Top of PROVIDED DATA

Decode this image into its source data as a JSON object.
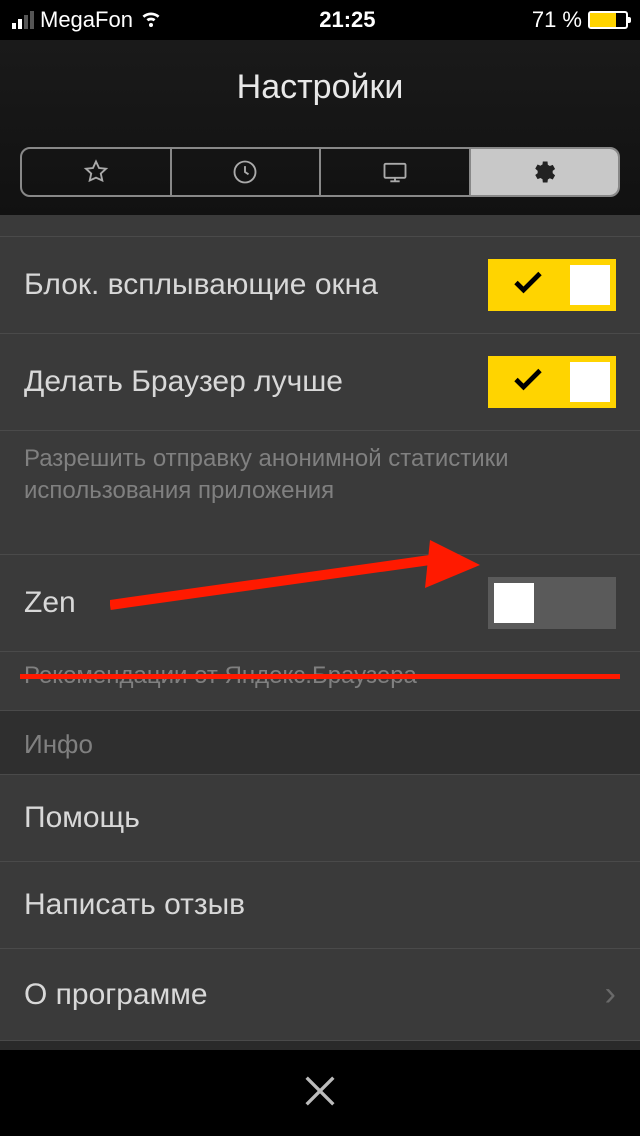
{
  "status": {
    "carrier": "MegaFon",
    "time": "21:25",
    "battery_percent": "71 %"
  },
  "header": {
    "title": "Настройки"
  },
  "tabs": {
    "star": "star-icon",
    "clock": "clock-icon",
    "monitor": "monitor-icon",
    "gear": "gear-icon"
  },
  "settings": {
    "block_popups": {
      "label": "Блок. всплывающие окна",
      "on": true
    },
    "improve_browser": {
      "label": "Делать Браузер лучше",
      "on": true,
      "sub": "Разрешить отправку анонимной статистики использования приложения"
    },
    "zen": {
      "label": "Zen",
      "on": false,
      "sub": "Рекомендации от Яндекс.Браузера"
    }
  },
  "info_section": {
    "header": "Инфо",
    "help": "Помощь",
    "feedback": "Написать отзыв",
    "about": "О программе"
  },
  "colors": {
    "accent": "#ffd400",
    "annotation": "#ff1a00"
  }
}
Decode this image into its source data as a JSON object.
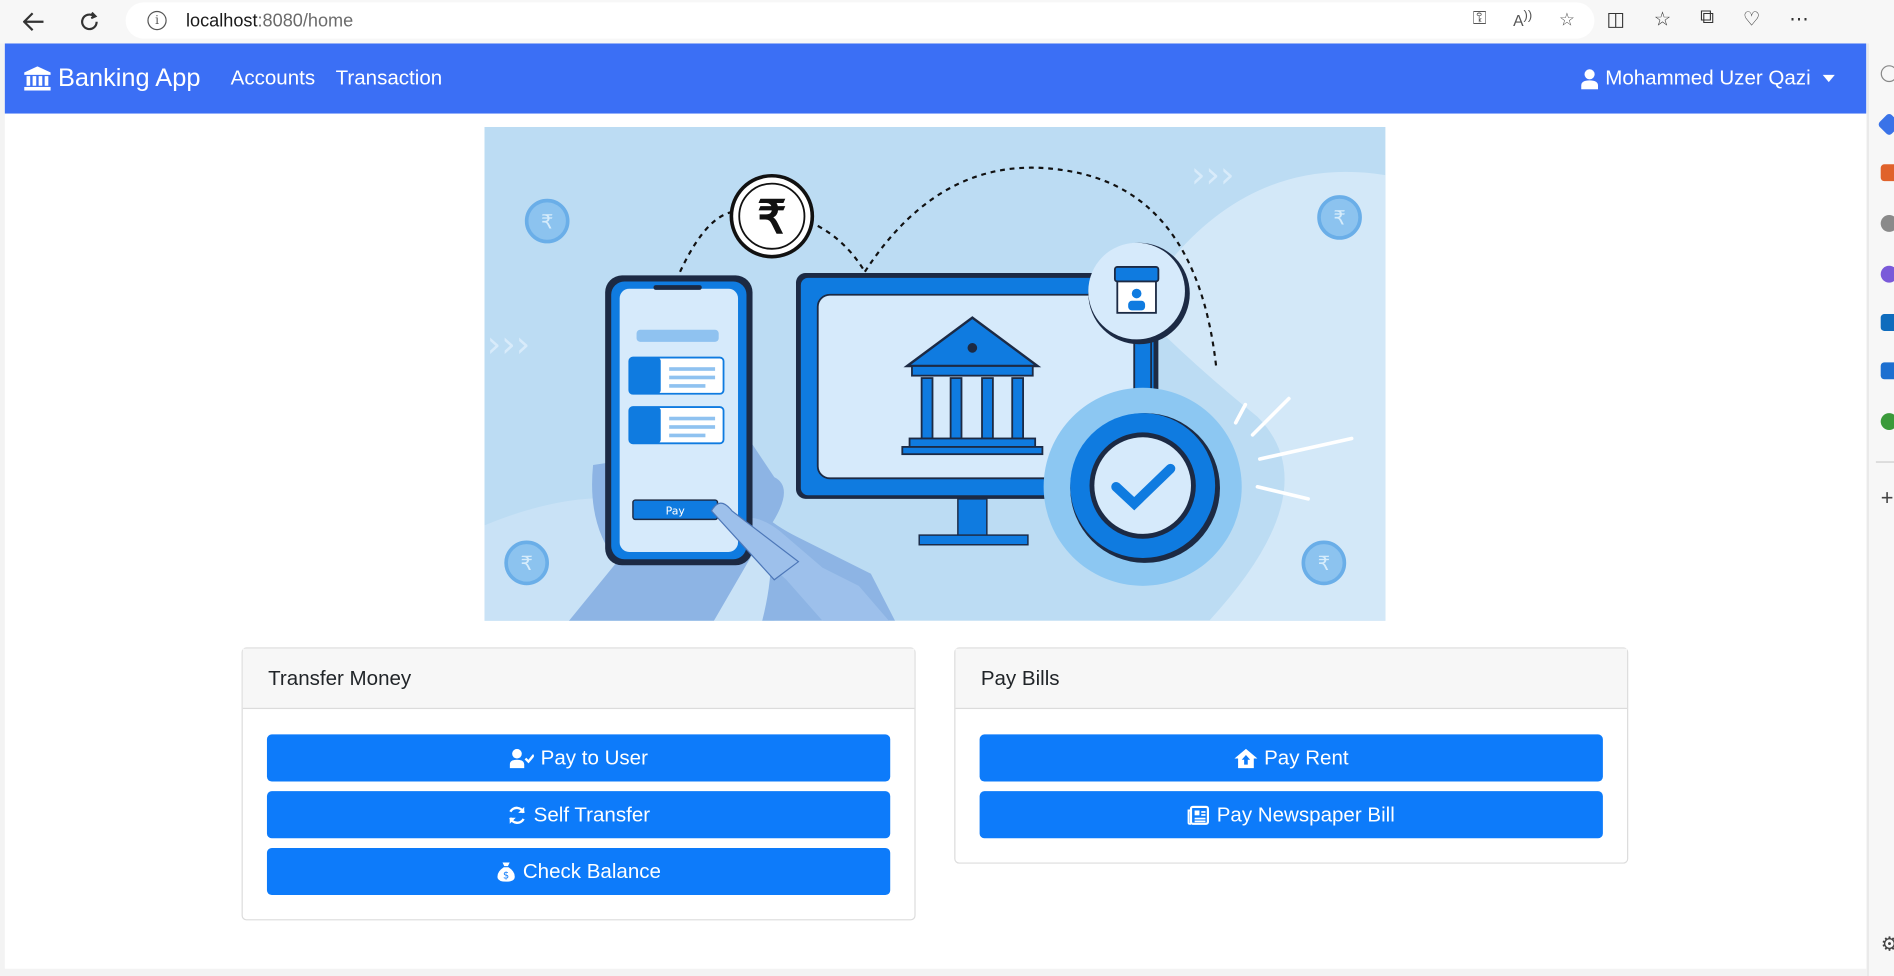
{
  "browser": {
    "url_host": "localhost",
    "url_rest": ":8080/home"
  },
  "navbar": {
    "brand": "Banking App",
    "links": [
      "Accounts",
      "Transaction"
    ],
    "user_name": "Mohammed Uzer Qazi",
    "color": "#3b6ff5"
  },
  "hero": {
    "pay_label": "Pay",
    "currency_symbol": "₹"
  },
  "transfer_card": {
    "title": "Transfer Money",
    "buttons": [
      "Pay to User",
      "Self Transfer",
      "Check Balance"
    ]
  },
  "bills_card": {
    "title": "Pay Bills",
    "buttons": [
      "Pay Rent",
      "Pay Newspaper Bill"
    ]
  },
  "colors": {
    "button": "#0d7bfa",
    "hero_bg": "#bcdcf3"
  }
}
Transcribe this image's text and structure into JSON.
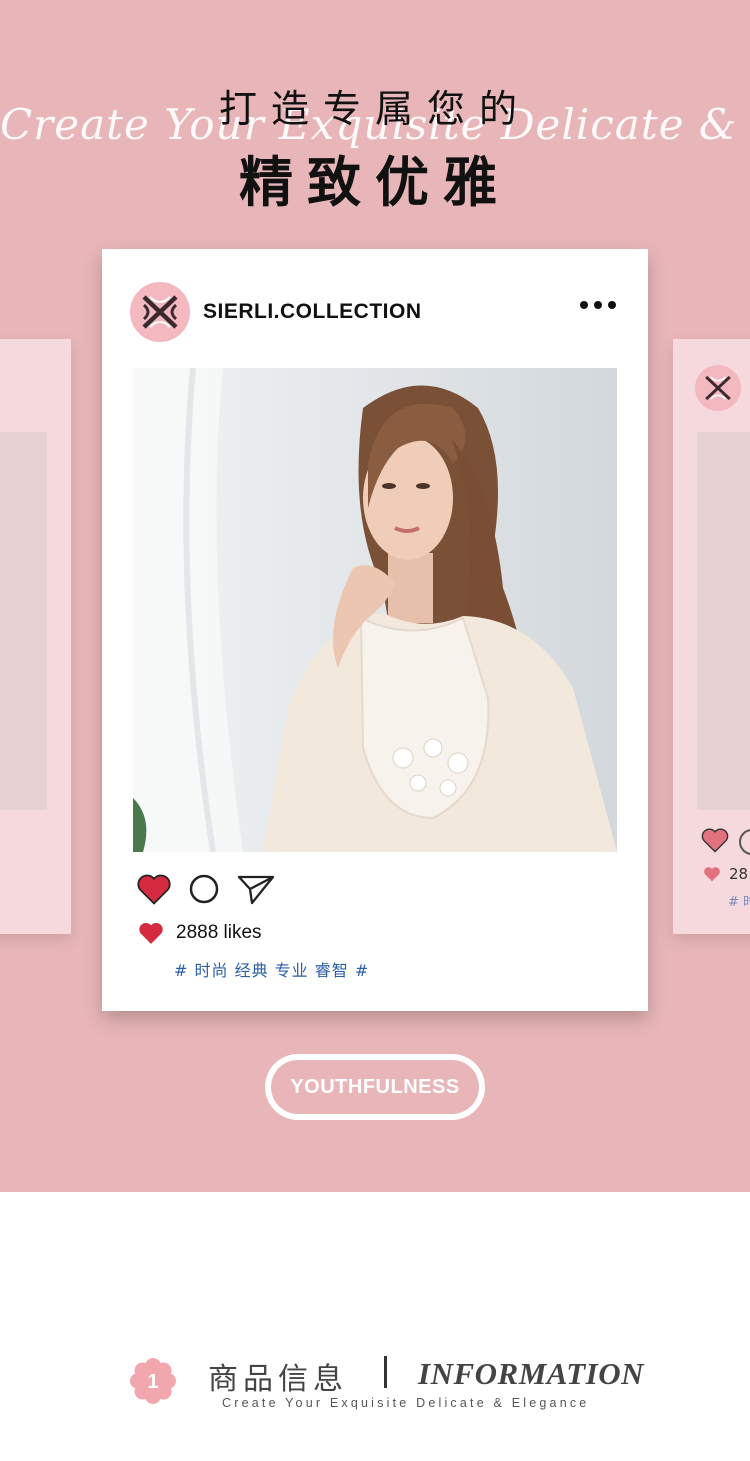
{
  "header": {
    "script_text": "Create Your Exquisite Delicate & Elegance",
    "title_line1": "打造专属您的",
    "title_line2": "精致优雅"
  },
  "post": {
    "account_name": "SIERLI.COLLECTION",
    "likes_text": "2888 likes",
    "tags": "# 时尚 经典 专业 睿智 #"
  },
  "right_card": {
    "likes_partial": "28",
    "tags_partial": "# 时"
  },
  "button": {
    "label": "YOUTHFULNESS"
  },
  "footer": {
    "number": "1",
    "cn_title": "商品信息",
    "en_title": "INFORMATION",
    "subtitle": "Create Your Exquisite Delicate & Elegance"
  },
  "colors": {
    "background_pink": "#e8b6b8",
    "card_side_pink": "#f5d9dc",
    "heart_red": "#d62a40",
    "tag_blue": "#2a5ea8",
    "logo_pink": "#f4b9c0"
  },
  "icons": [
    "heart-icon",
    "comment-icon",
    "share-icon",
    "more-icon",
    "brand-logo",
    "flower-badge"
  ]
}
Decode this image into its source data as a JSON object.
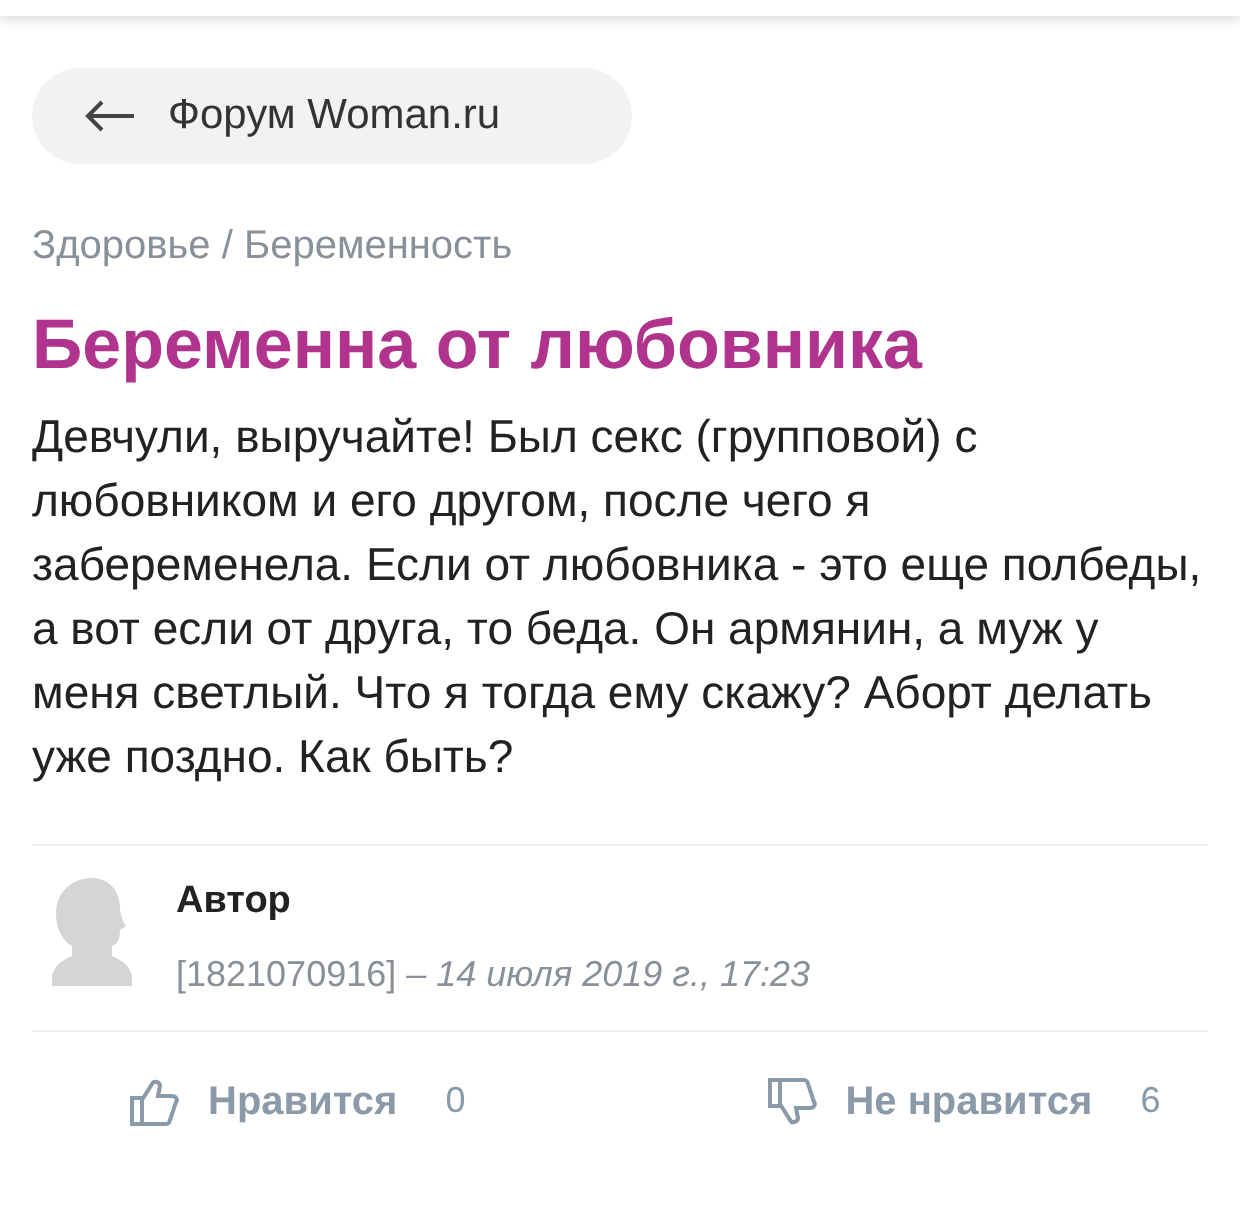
{
  "back_button": {
    "label": "Форум Woman.ru"
  },
  "breadcrumb": "Здоровье / Беременность",
  "title": "Беременна от любовника",
  "body": "Девчули, выручайте! Был секс (групповой) с любовником и его другом, после чего я забеременела. Если от любовника - это еще полбеды, а вот если от друга, то беда. Он армянин, а муж у меня светлый. Что я тогда ему скажу? Аборт делать уже поздно. Как быть?",
  "author": {
    "name": "Автор",
    "meta": "[1821070916] *– 14 июля 2019 г., 17:23*"
  },
  "reactions": [
    {
      "kind": "like",
      "label": "Нравится",
      "count": "0"
    },
    {
      "kind": "dislike",
      "label": "Не нравится",
      "count": "6"
    }
  ]
}
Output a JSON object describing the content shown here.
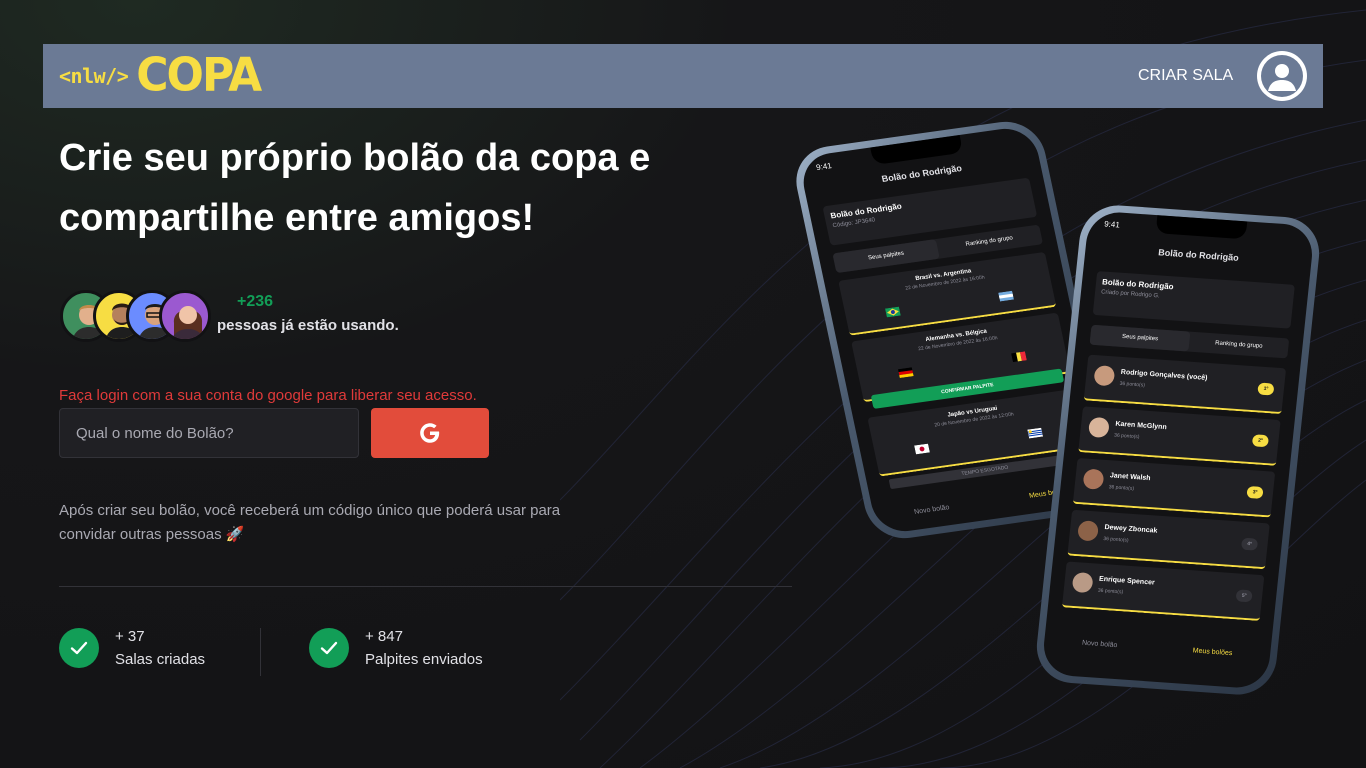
{
  "header": {
    "logo_tag": "<nlw/>",
    "logo_text": "COPA",
    "create_room": "CRIAR SALA"
  },
  "hero": {
    "title": "Crie seu próprio bolão da copa e compartilhe entre amigos!",
    "users_count": "+236",
    "users_label": "pessoas já estão usando."
  },
  "login": {
    "message": "Faça login com a sua conta do google para liberar seu acesso.",
    "input_placeholder": "Qual o nome do Bolão?"
  },
  "description": "Após criar seu bolão, você receberá um código único que poderá usar para convidar outras pessoas 🚀",
  "stats": [
    {
      "number": "+ 37",
      "label": "Salas criadas"
    },
    {
      "number": "+ 847",
      "label": "Palpites enviados"
    }
  ],
  "phone_left": {
    "time": "9:41",
    "title": "Bolão do Rodrigão",
    "pool_name": "Bolão do Rodrigão",
    "pool_code": "Código: JP3640",
    "tab1": "Seus palpites",
    "tab2": "Ranking do grupo",
    "games": [
      {
        "teams": "Brasil vs. Argentina",
        "date": "22 de Novembro de 2022 às 16:00h"
      },
      {
        "teams": "Alemanha vs. Bélgica",
        "date": "22 de Novembro de 2022 às 16:00h"
      },
      {
        "teams": "Japão vs Uruguai",
        "date": "20 de Novembro de 2022 às 12:00h"
      }
    ],
    "confirm": "CONFIRMAR PALPITE",
    "closed": "TEMPO ESGOTADO",
    "nav_new": "Novo bolão",
    "nav_mine": "Meus bolões"
  },
  "phone_right": {
    "time": "9:41",
    "title": "Bolão do Rodrigão",
    "pool_name": "Bolão do Rodrigão",
    "pool_creator": "Criado por Rodrigo G.",
    "tab1": "Seus palpites",
    "tab2": "Ranking do grupo",
    "ranking": [
      {
        "name": "Rodrigo Gonçalves (você)",
        "points": "36 ponto(s)",
        "pos": "1º"
      },
      {
        "name": "Karen McGlynn",
        "points": "36 ponto(s)",
        "pos": "2º"
      },
      {
        "name": "Janet Walsh",
        "points": "36 ponto(s)",
        "pos": "3º"
      },
      {
        "name": "Dewey Zboncak",
        "points": "36 ponto(s)",
        "pos": "4º"
      },
      {
        "name": "Enrique Spencer",
        "points": "36 ponto(s)",
        "pos": "5º"
      }
    ],
    "nav_new": "Novo bolão",
    "nav_mine": "Meus bolões"
  },
  "colors": {
    "brand_yellow": "#F7DD43",
    "success_green": "#129E57",
    "error_red": "#E03A3A",
    "google_red": "#E24C3B",
    "header_bg": "#6B7A95"
  }
}
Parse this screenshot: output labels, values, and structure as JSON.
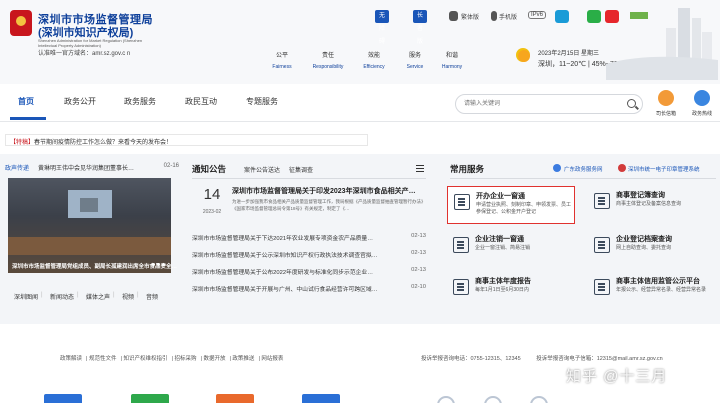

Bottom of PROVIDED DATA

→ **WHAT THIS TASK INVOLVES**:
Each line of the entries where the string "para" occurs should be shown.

→ **OUTPUT**:
    "message": "Faça login com a sua conta do google para liberar seu acesso.",
  "description": "Após criar seu bolão, você receberá um código único que poderá usar para convidar outras pessoas 🚀",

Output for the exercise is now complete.